### WORK TO BE COMPLETED
Each line in the entries below that holds the string "title" must be copied.

########################################

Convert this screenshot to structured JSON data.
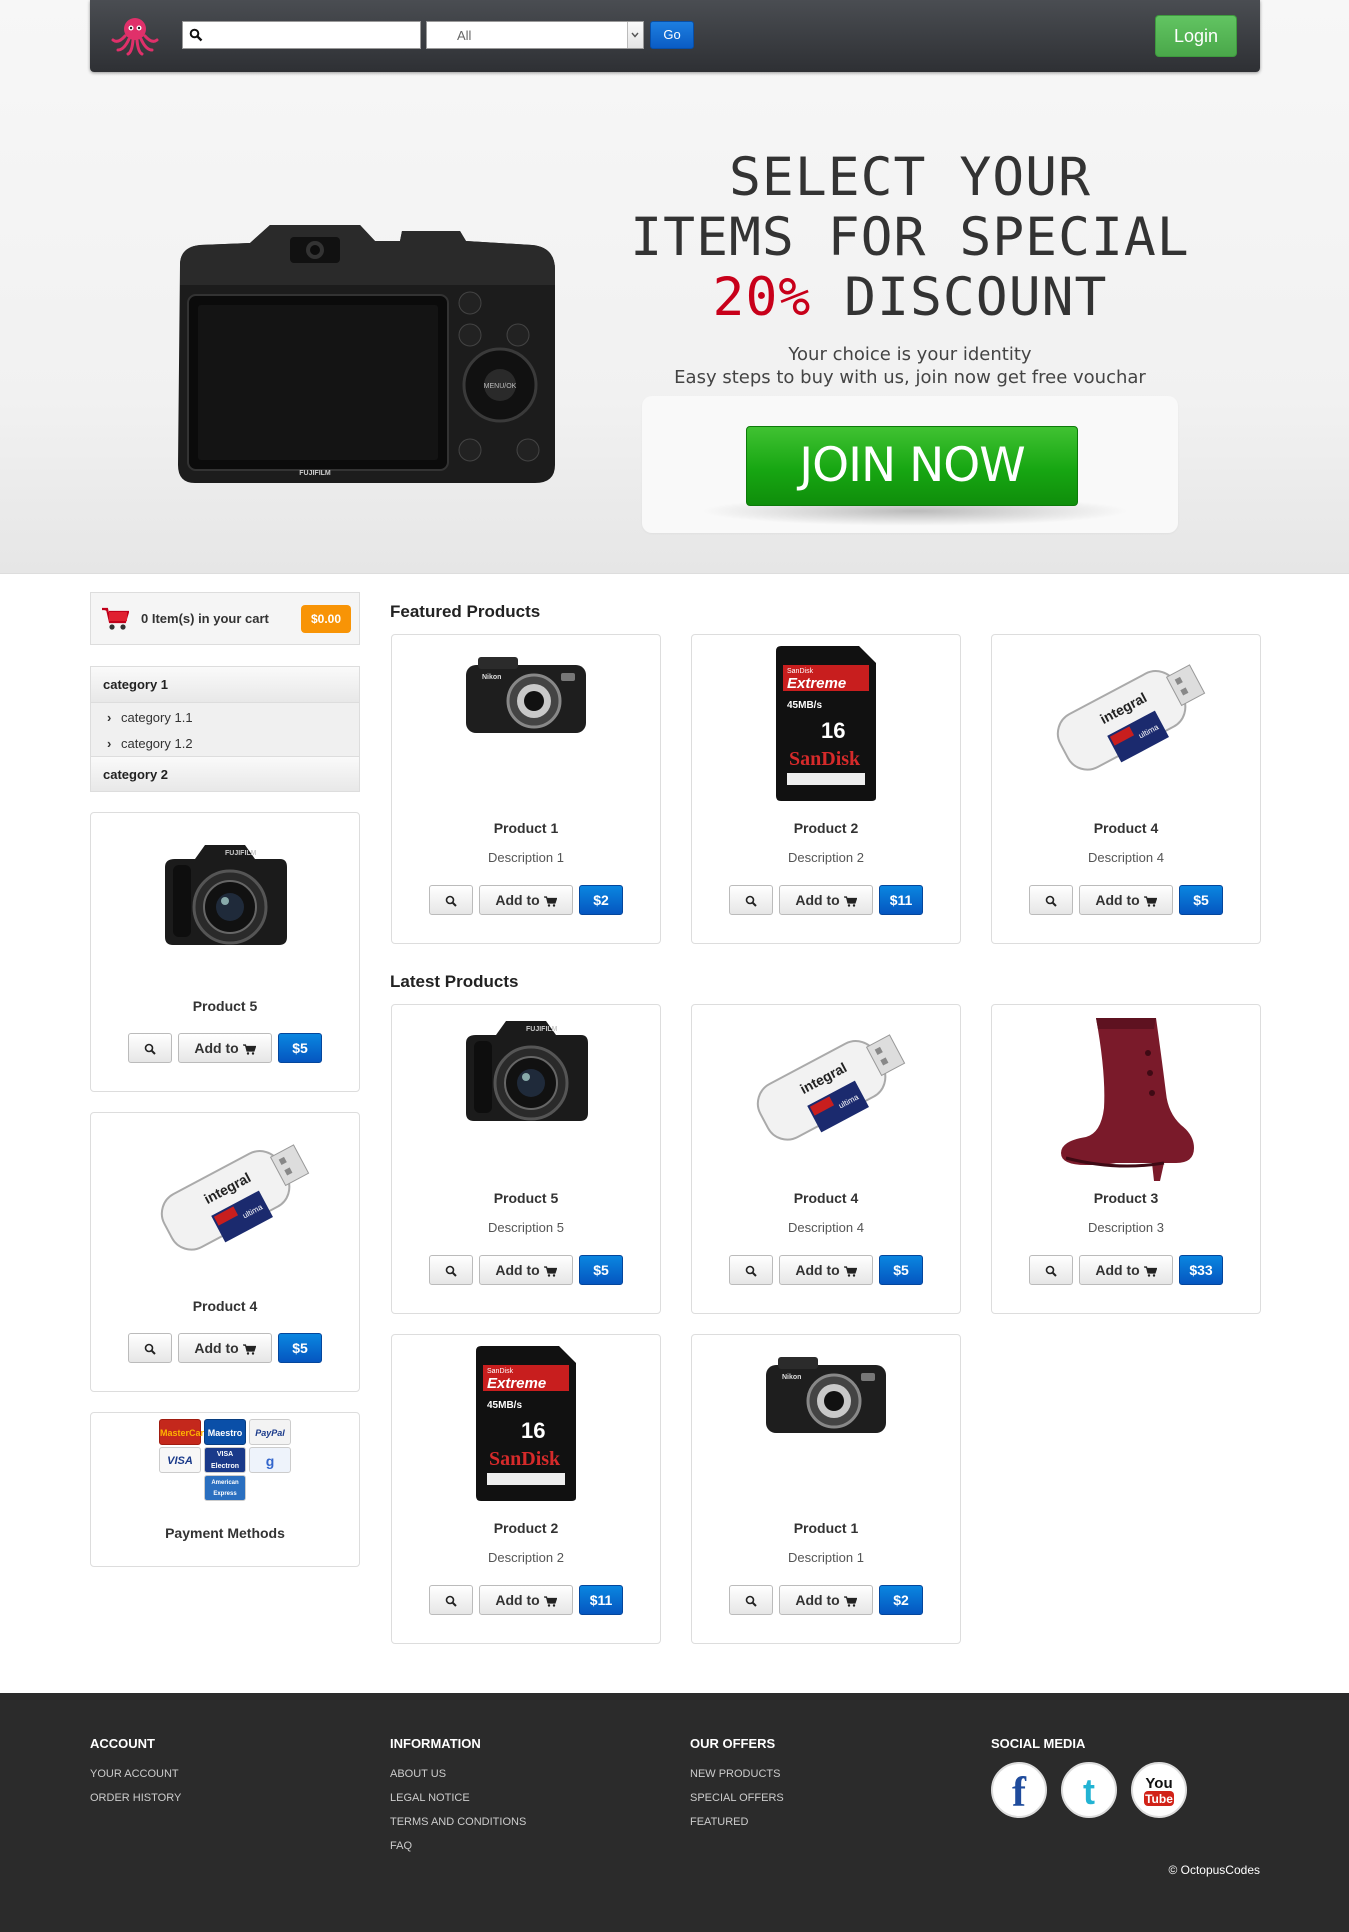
{
  "header": {
    "search_placeholder": "",
    "category_value": "All",
    "go_label": "Go",
    "login_label": "Login"
  },
  "hero": {
    "headline_1": "SELECT YOUR",
    "headline_2": "ITEMS FOR SPECIAL",
    "discount": "20%",
    "discount_word": " DISCOUNT",
    "tagline_1": "Your choice is your identity",
    "tagline_2": "Easy steps to buy with us, join now get free vouchar",
    "join_label": "JOIN NOW",
    "accent_color": "#c8001a"
  },
  "cart": {
    "text": "0 Item(s) in your cart",
    "total": "$0.00"
  },
  "categories": [
    {
      "label": "category 1",
      "children": [
        "category 1.1",
        "category 1.2"
      ]
    },
    {
      "label": "category 2"
    }
  ],
  "sidebar_products": [
    {
      "name": "Product 5",
      "add_label": "Add to",
      "price": "$5",
      "image": "dslr-camera"
    },
    {
      "name": "Product 4",
      "add_label": "Add to",
      "price": "$5",
      "image": "card-reader"
    }
  ],
  "payment": {
    "label": "Payment Methods",
    "logos": [
      "MasterCard",
      "Maestro",
      "PayPal",
      "VISA",
      "VISA Electron",
      "Google",
      "American Express"
    ]
  },
  "featured": {
    "title": "Featured Products",
    "items": [
      {
        "name": "Product 1",
        "desc_label": "Description",
        "desc_num": "1",
        "add_label": "Add to",
        "price": "$2",
        "image": "compact-camera"
      },
      {
        "name": "Product 2",
        "desc_label": "Description",
        "desc_num": "2",
        "add_label": "Add to",
        "price": "$11",
        "image": "sd-card"
      },
      {
        "name": "Product 4",
        "desc_label": "Description",
        "desc_num": "4",
        "add_label": "Add to",
        "price": "$5",
        "image": "card-reader"
      }
    ]
  },
  "latest": {
    "title": "Latest Products",
    "items": [
      {
        "name": "Product 5",
        "desc_label": "Description",
        "desc_num": "5",
        "add_label": "Add to",
        "price": "$5",
        "image": "dslr-camera"
      },
      {
        "name": "Product 4",
        "desc_label": "Description",
        "desc_num": "4",
        "add_label": "Add to",
        "price": "$5",
        "image": "card-reader"
      },
      {
        "name": "Product 3",
        "desc_label": "Description",
        "desc_num": "3",
        "add_label": "Add to",
        "price": "$33",
        "image": "boot"
      },
      {
        "name": "Product 2",
        "desc_label": "Description",
        "desc_num": "2",
        "add_label": "Add to",
        "price": "$11",
        "image": "sd-card"
      },
      {
        "name": "Product 1",
        "desc_label": "Description",
        "desc_num": "1",
        "add_label": "Add to",
        "price": "$2",
        "image": "compact-camera"
      }
    ]
  },
  "footer": {
    "account": {
      "title": "ACCOUNT",
      "links": [
        "YOUR ACCOUNT",
        "ORDER HISTORY"
      ]
    },
    "information": {
      "title": "INFORMATION",
      "links": [
        "ABOUT US",
        "LEGAL NOTICE",
        "TERMS AND CONDITIONS",
        "FAQ"
      ]
    },
    "offers": {
      "title": "OUR OFFERS",
      "links": [
        "NEW PRODUCTS",
        "SPECIAL OFFERS",
        "FEATURED"
      ]
    },
    "social": {
      "title": "SOCIAL MEDIA",
      "icons": [
        "facebook-icon",
        "twitter-icon",
        "youtube-icon"
      ]
    },
    "copyright": "© OctopusCodes"
  }
}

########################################

### WORKED SOLUTION
    "title": "Featured Products",
    "title": "Latest Products",
      "title": "ACCOUNT",
      "title": "INFORMATION",
      "title": "OUR OFFERS",
      "title": "SOCIAL MEDIA",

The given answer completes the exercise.